[[ Record excerpts, beginning ]]

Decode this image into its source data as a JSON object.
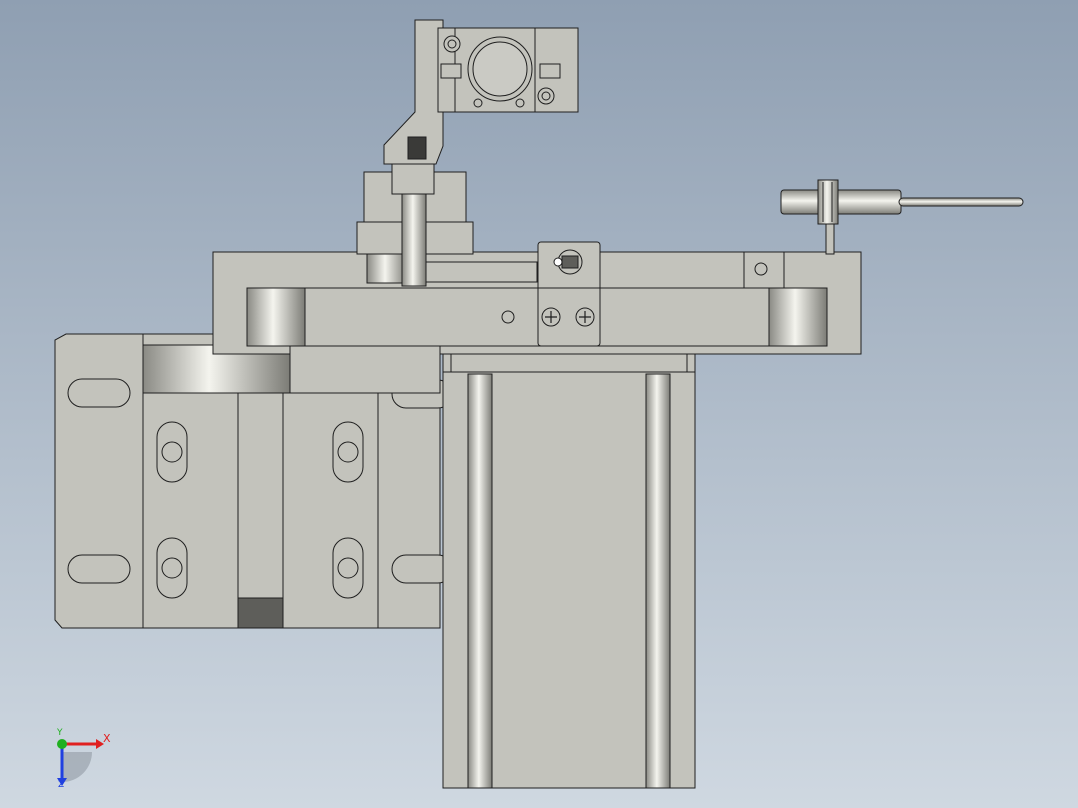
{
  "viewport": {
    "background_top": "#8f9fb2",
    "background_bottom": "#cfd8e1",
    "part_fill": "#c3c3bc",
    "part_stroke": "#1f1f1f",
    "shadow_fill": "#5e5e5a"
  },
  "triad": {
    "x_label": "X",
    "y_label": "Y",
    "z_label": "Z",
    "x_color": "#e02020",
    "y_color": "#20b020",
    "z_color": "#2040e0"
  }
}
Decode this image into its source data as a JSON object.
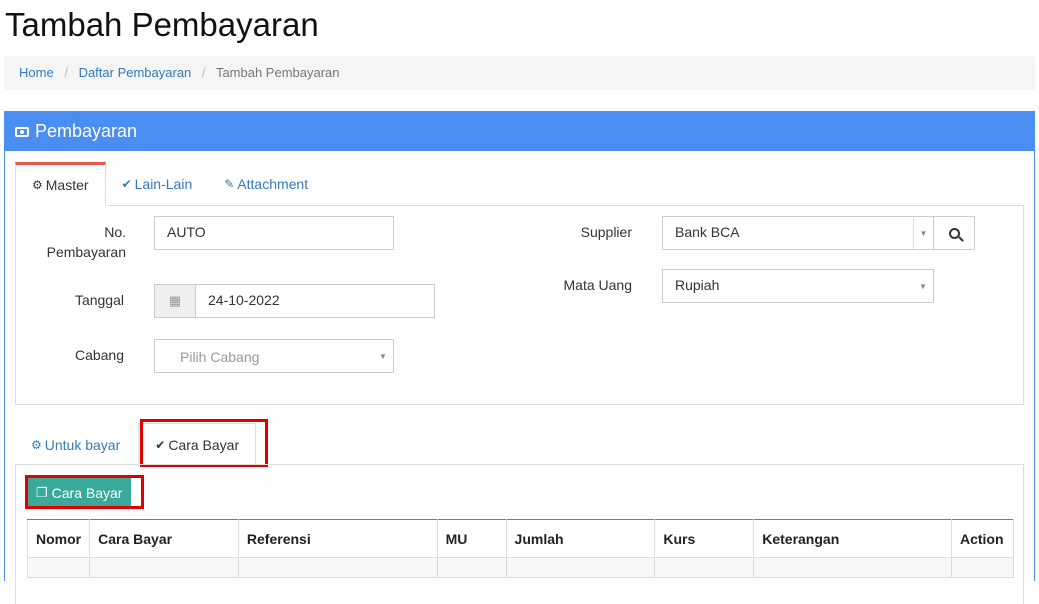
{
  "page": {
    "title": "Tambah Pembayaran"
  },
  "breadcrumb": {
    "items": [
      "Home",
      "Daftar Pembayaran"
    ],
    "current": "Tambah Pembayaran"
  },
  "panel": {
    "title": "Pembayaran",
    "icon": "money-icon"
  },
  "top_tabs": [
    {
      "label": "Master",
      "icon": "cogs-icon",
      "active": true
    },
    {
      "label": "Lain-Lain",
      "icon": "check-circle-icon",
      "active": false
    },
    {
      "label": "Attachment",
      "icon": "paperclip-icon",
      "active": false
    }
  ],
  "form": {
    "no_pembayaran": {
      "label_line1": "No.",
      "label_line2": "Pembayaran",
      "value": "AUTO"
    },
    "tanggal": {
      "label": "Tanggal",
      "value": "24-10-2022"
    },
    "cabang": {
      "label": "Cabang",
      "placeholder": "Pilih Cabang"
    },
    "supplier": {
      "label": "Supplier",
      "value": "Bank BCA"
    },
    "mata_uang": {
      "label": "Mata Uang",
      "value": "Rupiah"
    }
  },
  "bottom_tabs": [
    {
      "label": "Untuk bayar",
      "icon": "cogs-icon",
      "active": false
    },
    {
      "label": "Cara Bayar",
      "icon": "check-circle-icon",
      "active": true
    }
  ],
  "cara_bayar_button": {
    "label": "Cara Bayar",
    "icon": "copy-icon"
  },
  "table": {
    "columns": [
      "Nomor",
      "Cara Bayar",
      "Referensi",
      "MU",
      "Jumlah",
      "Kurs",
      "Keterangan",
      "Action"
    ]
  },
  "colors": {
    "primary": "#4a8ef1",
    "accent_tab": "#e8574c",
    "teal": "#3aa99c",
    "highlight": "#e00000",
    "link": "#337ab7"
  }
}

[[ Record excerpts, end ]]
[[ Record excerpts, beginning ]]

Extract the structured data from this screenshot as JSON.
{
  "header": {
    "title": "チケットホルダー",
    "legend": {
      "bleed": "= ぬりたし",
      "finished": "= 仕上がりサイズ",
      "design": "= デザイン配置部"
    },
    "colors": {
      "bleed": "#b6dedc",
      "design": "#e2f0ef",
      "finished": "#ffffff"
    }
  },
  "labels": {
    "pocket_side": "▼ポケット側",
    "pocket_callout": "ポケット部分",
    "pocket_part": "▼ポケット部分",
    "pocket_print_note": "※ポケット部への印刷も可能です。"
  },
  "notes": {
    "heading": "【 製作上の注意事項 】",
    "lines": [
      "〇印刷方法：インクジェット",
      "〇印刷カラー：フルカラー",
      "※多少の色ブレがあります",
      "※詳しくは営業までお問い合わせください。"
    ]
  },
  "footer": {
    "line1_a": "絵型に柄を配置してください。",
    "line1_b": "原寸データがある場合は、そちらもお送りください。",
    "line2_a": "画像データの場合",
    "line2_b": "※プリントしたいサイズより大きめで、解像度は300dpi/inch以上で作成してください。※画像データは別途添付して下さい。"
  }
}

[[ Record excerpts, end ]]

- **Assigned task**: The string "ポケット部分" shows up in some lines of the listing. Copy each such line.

- **Output for this task**:
    "pocket_callout": "ポケット部分",
    "pocket_part": "▼ポケット部分",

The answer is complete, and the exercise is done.